▶ **Task to complete**
Restate the data word for word and leave the images out.

▶ **Material supplied**
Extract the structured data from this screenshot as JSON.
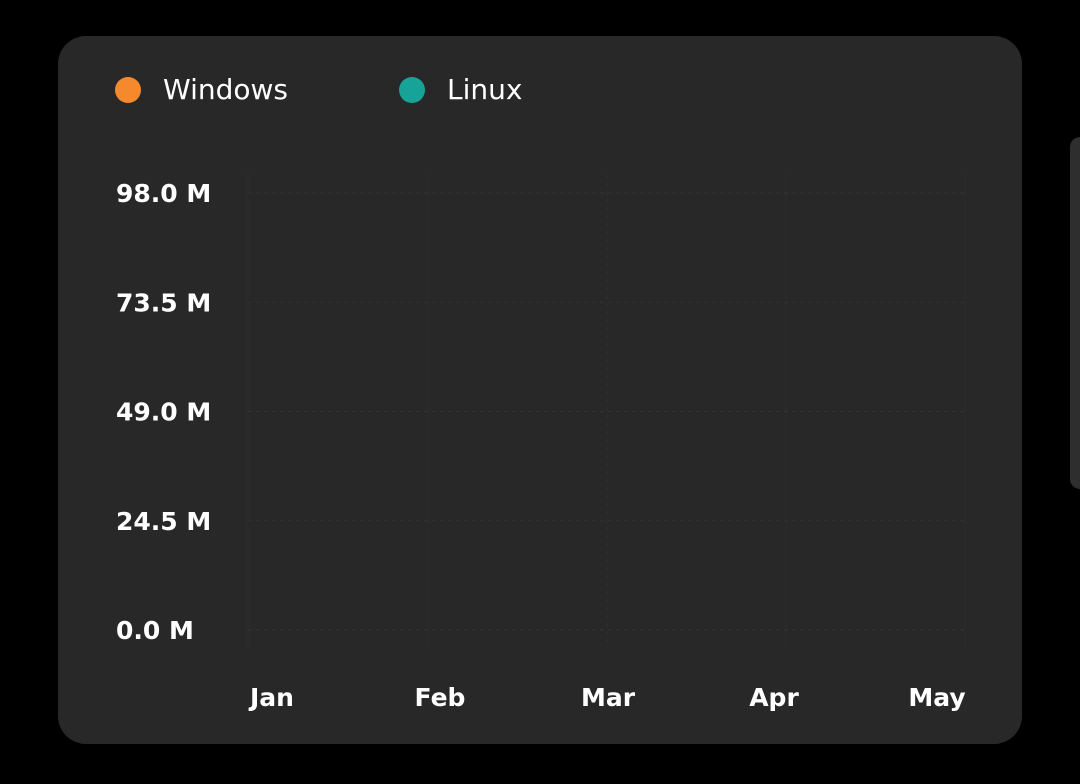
{
  "colors": {
    "windows": "#f5892e",
    "linux": "#17a398"
  },
  "chart_data": {
    "type": "line",
    "categories": [
      "Jan",
      "Feb",
      "Mar",
      "Apr",
      "May"
    ],
    "series": [
      {
        "name": "Windows",
        "values": []
      },
      {
        "name": "Linux",
        "values": []
      }
    ],
    "y_ticks": [
      "0.0 M",
      "24.5 M",
      "49.0 M",
      "73.5 M",
      "98.0 M"
    ],
    "ylim": [
      0,
      98000000
    ],
    "grid": true,
    "legend": "top-left"
  }
}
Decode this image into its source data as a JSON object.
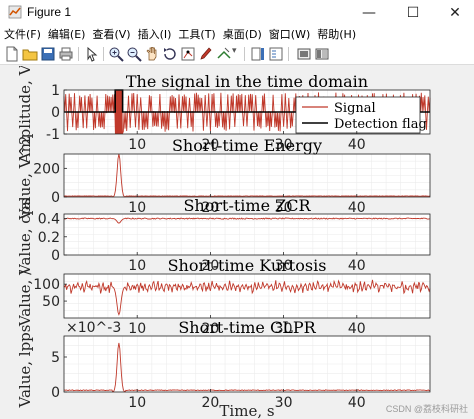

▶ **Exercise response**
Extract the structured data from this screenshot as JSON.
{
  "colors": {
    "windows": "#f5892e",
    "linux": "#17a398"
  },
  "chart_data": {
    "type": "line",
    "categories": [
      "Jan",
      "Feb",
      "Mar",
      "Apr",
      "May"
    ],
    "series": [
      {
        "name": "Windows",
        "values": []
      },
      {
        "name": "Linux",
        "values": []
      }
    ],
    "y_ticks": [
      "0.0 M",
      "24.5 M",
      "49.0 M",
      "73.5 M",
      "98.0 M"
    ],
    "ylim": [
      0,
      98000000
    ],
    "grid": true,
    "legend": "top-left"
  }
}
Decode this image into its source data as a JSON object.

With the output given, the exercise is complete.